Film & Filters

Camera Film (135 & 120)

Ilford Pan F 50 B&W
Ilford FP4 125 Plus B&W
Kodak Portra 160
Kodak Portra 160VC (Expired)
Kodak Portra 160NC (Expired)
Kodak Ektar 100
Fuji Velvia 100f (Expired)

Models

We worked with different models each day.  Some agency models, some not, some familiar faces and some new ones.  We did two shoots where we had two models with us at the same time so that gave us the oppotunity to pose the girls together.  Nadja and Joelle where good friends so planned for matching outfits for each of the four looks we did.  Laura and Stephanie were also close friends but most of their photos were individual and styled very differently. Big thanks for Joy, Nadja, Joelle, Laura, Stephanie and Sarah for helping make the workshop possible.  Lots of fun and I hope we get to meet again some day!

Digital Photos

A few sample images using the Leica M 240 camera from the photos I have gone through so far –

Leica Noctilux Portrait
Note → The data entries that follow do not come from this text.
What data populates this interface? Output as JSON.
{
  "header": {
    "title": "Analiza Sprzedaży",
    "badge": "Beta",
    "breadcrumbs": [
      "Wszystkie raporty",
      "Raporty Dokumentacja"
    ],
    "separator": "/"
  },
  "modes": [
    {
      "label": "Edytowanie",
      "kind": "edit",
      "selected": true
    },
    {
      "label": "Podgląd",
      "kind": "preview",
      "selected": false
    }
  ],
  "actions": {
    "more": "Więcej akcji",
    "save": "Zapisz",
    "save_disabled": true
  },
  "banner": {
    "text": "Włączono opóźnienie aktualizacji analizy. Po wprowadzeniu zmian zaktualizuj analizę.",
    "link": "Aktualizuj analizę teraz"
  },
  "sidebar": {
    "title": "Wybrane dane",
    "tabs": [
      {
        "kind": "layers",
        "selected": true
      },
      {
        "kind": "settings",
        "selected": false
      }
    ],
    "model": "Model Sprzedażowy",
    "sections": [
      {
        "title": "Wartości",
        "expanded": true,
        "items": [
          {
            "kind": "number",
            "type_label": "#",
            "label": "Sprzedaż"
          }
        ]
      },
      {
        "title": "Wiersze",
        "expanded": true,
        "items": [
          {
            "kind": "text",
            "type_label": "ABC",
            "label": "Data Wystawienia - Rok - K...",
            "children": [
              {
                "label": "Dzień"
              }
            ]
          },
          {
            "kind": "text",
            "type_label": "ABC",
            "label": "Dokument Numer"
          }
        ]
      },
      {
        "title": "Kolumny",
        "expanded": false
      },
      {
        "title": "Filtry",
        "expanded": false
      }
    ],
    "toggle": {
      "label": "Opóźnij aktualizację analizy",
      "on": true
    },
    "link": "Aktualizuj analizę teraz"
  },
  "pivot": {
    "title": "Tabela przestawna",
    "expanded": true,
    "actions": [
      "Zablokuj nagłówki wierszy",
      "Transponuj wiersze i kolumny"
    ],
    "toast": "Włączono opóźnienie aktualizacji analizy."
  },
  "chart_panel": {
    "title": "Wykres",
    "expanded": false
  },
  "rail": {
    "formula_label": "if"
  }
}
Leica M240 + Noctilux

Model Photography Workshop

Zurich Photography Workshop

Film Photos

First of the black and white film negative scans I develop at home.  Colour film photos to follow at a later date once lab developed –

Leica M3 SS + Zeiss ZM Sonnar

Leica M6!